    Valid point you make in Dorsey’s section about the two-gap 3-4 being almost gone in the NFL.  I’d like to make a point I keep making in here.  A one-gap 3-4 for all intensive purposes is not a 3-4…it’s a 4-3.  Just because a guy with 4-3 DE responsibilities stands up and takes 2 steps back doesn’t mean he’s playing 3-4 OLB.  Look at the Texans for example…Watts is called a 3-4 DE, yet everything about his job, where he aligns, the technique he uses, the responsibilities he has is that of a 4-3 3-tech DT.  I know the idea is that 4 LBs=3-4.  But it’s not the case.  Many people called the 46 defense a 4-4 for years, and even though the SS played in the box or on the LOS 99% of the time.  It was still a SS playing the position.  And time makes us realize that now all 4-3 Ds put the SS in the box some of the time.  GO back to my point about Watt, he is also the size and skills of a 4-3 DT and not a 3-4 DE.  He could never cover 2-gaps taking on an OT.  MOre over this is how DCs look at it too. ARe they a one gap D or two?  Overall my point is while the real 3-4 Ds still exist, shouldn’t we have a separate category to compare the two gap DLineman?  You can’t compare what Dorsey does to Watt.  Neither one can do the other’s job, yet we are saying they are play the same position in the same defense.

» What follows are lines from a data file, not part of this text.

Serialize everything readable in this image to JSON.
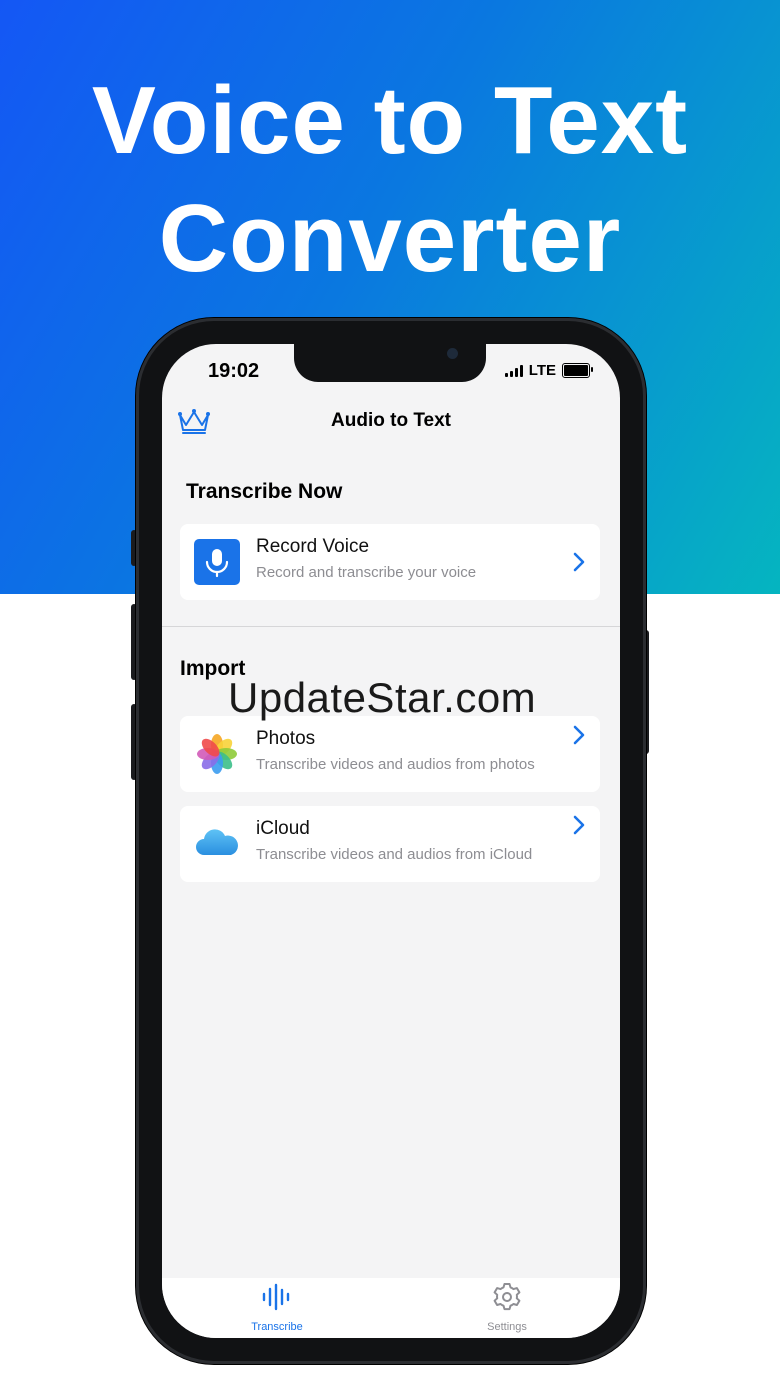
{
  "promo": {
    "headline_line1": "Voice to Text",
    "headline_line2": "Converter"
  },
  "status_bar": {
    "time": "19:02",
    "network": "LTE"
  },
  "nav": {
    "title": "Audio to Text",
    "premium_icon": "crown-icon"
  },
  "transcribe_section": {
    "title": "Transcribe Now",
    "record": {
      "title": "Record Voice",
      "subtitle": "Record and transcribe your voice",
      "icon": "microphone-icon"
    }
  },
  "import_section": {
    "title": "Import",
    "items": [
      {
        "title": "Photos",
        "subtitle": "Transcribe videos and audios from photos",
        "icon": "photos-icon"
      },
      {
        "title": "iCloud",
        "subtitle": "Transcribe videos and audios from iCloud",
        "icon": "icloud-icon"
      }
    ]
  },
  "watermark": "UpdateStar.com",
  "tab_bar": {
    "tabs": [
      {
        "label": "Transcribe",
        "icon": "waveform-icon",
        "active": true
      },
      {
        "label": "Settings",
        "icon": "gear-icon",
        "active": false
      }
    ]
  },
  "colors": {
    "accent": "#1a73e8",
    "inactive_tab": "#8e8e93",
    "gradient_start": "#1457f5",
    "gradient_end": "#05b5c0"
  }
}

  • JJ

    Is Sammie Lee Hill capable of playing the nose in a 3-4?